…and could not get enough of these rides.
My absolute favorite - sweet, delicious, colorful, decorated gingerbread hearts.
And I got this personalized Kitchen Lioness Gingerbread Heart from my Schatzi – love it!!!
Traditionally the fair is opened by the mayor, broaching the first keg of beer on Friday. The end of the fair is marked by grand fireworks around ten o´clock on Tuesday night. Admission to the fair is always free, however you will pay for all rides etc. on an individual basis.
Ingredients for the Almonds
- 1 fresh vanilla bean or 3 tsps. pure (homemade) vanilla sugar
- 200 grams white sugar
- a good pinch of fine sea salt
- 125 ml water
- 1 tbsp. ground cinnamon
- 200 grams natural almonds
Special Equipment needed
- a heavy-duty/cast-iron pot NOT a non-stick pan.
- a sturdy wooden spoon
- a baking sheet lined with parchment paper
Preparation of the Almonds
- To make the vanilla sugar, scrape the seeds from the vanilla bean and add it to the sugar. Mix well. (Instead of discarding the scraped vanilla bean, you can always place it in sugar jar with tight-fitting lid to flavor your sugar.) OR: Use 3 tsps. store-bought, qood-quality, pure vanilla sugar
- Add the sugar, salt, water and cinnamon into the heavy saucepan and set it over medium heat. Stir to mix, then bring it to a boil before adding the almonds.
- Add the almonds to the pan. With the wooden spoon, stir over high heat, to boil the water away.
- The sugar will dry out after a few minutes and the almonds will take on a grey-brown tinge. Keep stirring, so that the almonds do not burn on the bottom of the pan.
- Reduce the heat to medium, to keep the sugar from browning too fast and burning. At this stage, the sugar heats up and starts to melt again. It is already brown from the cinnamon, so it is hard to see the color change. Just keep stirring, so that the almonds become evenly browned and about half of the sugar is melted and gives the almonds a shiny coat. They will stick together but you will separate them later. When they are shiny, but not burnt, remove the pan from heat.
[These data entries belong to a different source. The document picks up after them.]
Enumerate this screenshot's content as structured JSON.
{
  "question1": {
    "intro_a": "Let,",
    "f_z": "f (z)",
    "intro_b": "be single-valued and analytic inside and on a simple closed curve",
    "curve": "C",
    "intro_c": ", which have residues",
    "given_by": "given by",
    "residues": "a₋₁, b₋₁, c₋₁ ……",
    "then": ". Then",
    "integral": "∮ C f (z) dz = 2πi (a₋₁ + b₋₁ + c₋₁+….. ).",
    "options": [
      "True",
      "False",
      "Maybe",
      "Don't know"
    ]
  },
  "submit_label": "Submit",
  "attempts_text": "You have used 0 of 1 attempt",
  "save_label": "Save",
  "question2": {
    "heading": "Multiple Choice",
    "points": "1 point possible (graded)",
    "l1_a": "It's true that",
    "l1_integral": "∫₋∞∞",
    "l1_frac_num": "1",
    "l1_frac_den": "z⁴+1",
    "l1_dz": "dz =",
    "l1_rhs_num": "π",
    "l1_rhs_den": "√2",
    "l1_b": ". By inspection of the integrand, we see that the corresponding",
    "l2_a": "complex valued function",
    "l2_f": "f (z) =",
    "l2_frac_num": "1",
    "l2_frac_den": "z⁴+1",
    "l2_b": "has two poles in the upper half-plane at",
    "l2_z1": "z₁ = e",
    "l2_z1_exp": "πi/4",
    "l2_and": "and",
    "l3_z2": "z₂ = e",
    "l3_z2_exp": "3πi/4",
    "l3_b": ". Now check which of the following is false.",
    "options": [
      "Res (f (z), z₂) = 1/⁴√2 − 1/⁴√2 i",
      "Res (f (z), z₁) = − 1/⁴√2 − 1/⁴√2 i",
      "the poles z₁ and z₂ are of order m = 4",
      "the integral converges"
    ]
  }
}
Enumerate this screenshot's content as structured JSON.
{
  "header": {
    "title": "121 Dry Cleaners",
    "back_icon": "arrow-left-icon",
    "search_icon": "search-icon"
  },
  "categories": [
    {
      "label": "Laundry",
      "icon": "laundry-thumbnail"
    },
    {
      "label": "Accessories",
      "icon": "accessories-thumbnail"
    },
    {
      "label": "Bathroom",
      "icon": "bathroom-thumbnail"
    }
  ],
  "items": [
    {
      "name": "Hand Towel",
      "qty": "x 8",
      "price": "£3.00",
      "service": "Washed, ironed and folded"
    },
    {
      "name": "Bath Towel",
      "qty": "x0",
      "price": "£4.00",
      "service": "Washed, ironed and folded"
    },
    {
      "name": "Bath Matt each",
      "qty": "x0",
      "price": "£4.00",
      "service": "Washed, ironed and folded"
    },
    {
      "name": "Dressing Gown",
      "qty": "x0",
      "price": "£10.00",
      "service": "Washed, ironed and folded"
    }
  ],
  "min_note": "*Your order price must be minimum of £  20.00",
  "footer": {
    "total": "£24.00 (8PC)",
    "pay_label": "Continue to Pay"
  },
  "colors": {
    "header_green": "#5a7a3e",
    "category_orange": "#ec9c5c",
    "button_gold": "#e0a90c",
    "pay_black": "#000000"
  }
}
- Place the almonds on the prepared parchment lined baking sheet and using two spoons, separate the almonds if they stick together tooo much. Either let them cool completely or serve them while stillwarm. NOTE: the Fairground Burnt Sugar Almonds will keep best if kept in a tin or glass jar in a dry, cool place.